The octagonal church at Yarm is beautiful in white, rose and blue; even the offering plates are octagonal. It's hidden down a walkway between buildings and on a riverbank, with about 250 "communicants" and about 150 children. England has Girl Guides and Boys Brigade, similar to Girl and Boy Scouts, according to posters there.
The fields are more gold-brown, and we saw heather and bracken on the Yorkshire moors between Yarm and Whitby. Someone called it Jane Eyre country. This part of England looks more like Texas than any we've seen. I also saw sign for Toad Hall as in "The Wind in the Willows," and one that said "Scotland 34 miles." So close and yet so far!
Whitby; On the Coast
We had one hour in Whitby, a charming but business-like fishing port, where Captain Cook began his journeys. Their "public convenience" on the main intersection is my first experience with 15p pay toilets.
We ate most of our packed lunch while on the coach between town and the abbey ruins. Up on that promontory, drizzling again, we saw the ruins of the abbey where the herdsman Caedmon composed England's first Christian poems. The coach driver called the weather "fresh." If that's fresh, I'd hate to feel the wind and rain off the North Sea in December!
On the way back to York we drove through Scarborough, along their beachfront. It's obviously a holiday-tourist town with arcades, donkey rides on the beach, many restaurants and food booths on the piers, boat rides and a carnival with a brightly painted carousel.
Back in York
We had a short free time in York this afternoon, and we walked fast to get to the Prince of Wales Own Royal Regiment, a military museum Larry wanted to see. Exhibits included a section called "1765-1780: The American Colonies." A sign called our 1776 events "the troubles" and said England lost only that one fight, in its long history, by fighting alone without allies and against combined forces. I confess, I chuckled audibly. Part of the exhibit also chronicled the landings on D-day, an action Larry had relatives in.
Holgate Methodist Church
We invited the Cuttings to the concert in York but they couldn't come; no babysitter. The church was full and the audience very appreciative. They served us supper before, and tea and dessert after.
This was the last England concert sung by the whole group.
Once again, semi-impromptu, the men closed the party with "Let the Circle Be Unbroken" and then "The Eyes of Texas." And once again the Texas A&M Aggies among us didn't join in the University of Texas fight song. Why didn't we learn the words to the official state song, "Texas Our Texas" before we got on the plane?

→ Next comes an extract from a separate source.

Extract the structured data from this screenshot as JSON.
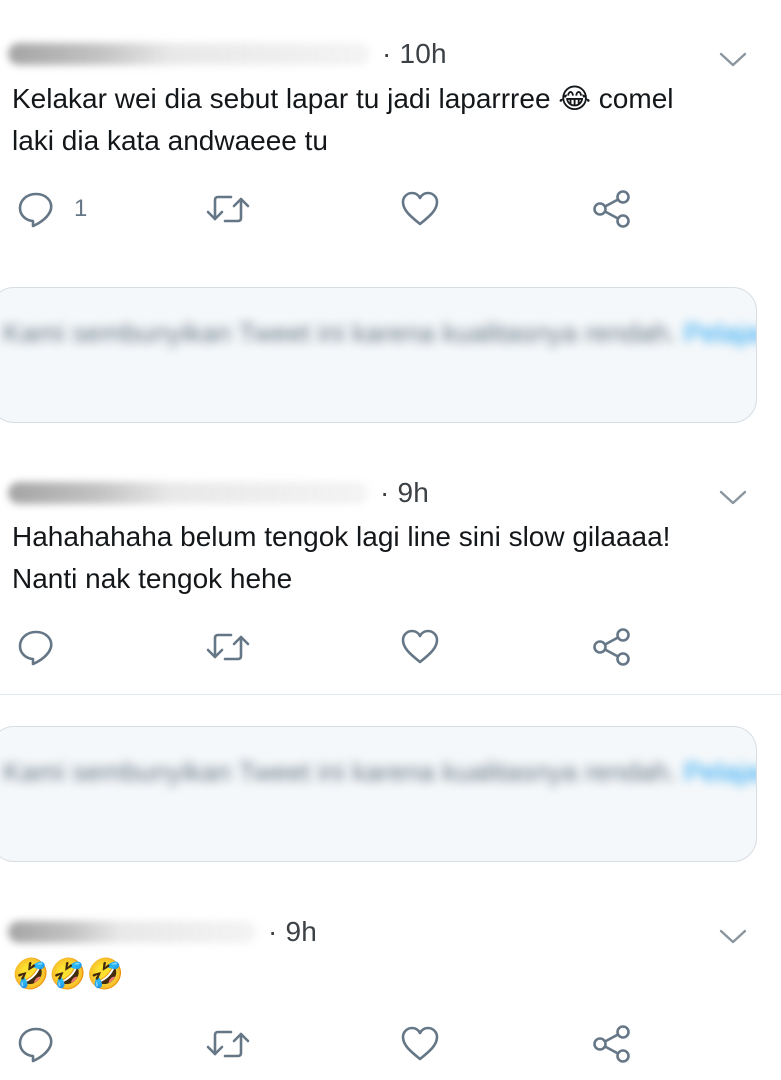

|© 1996 Larry and Bonnie Arnold, updated September 26, 1998|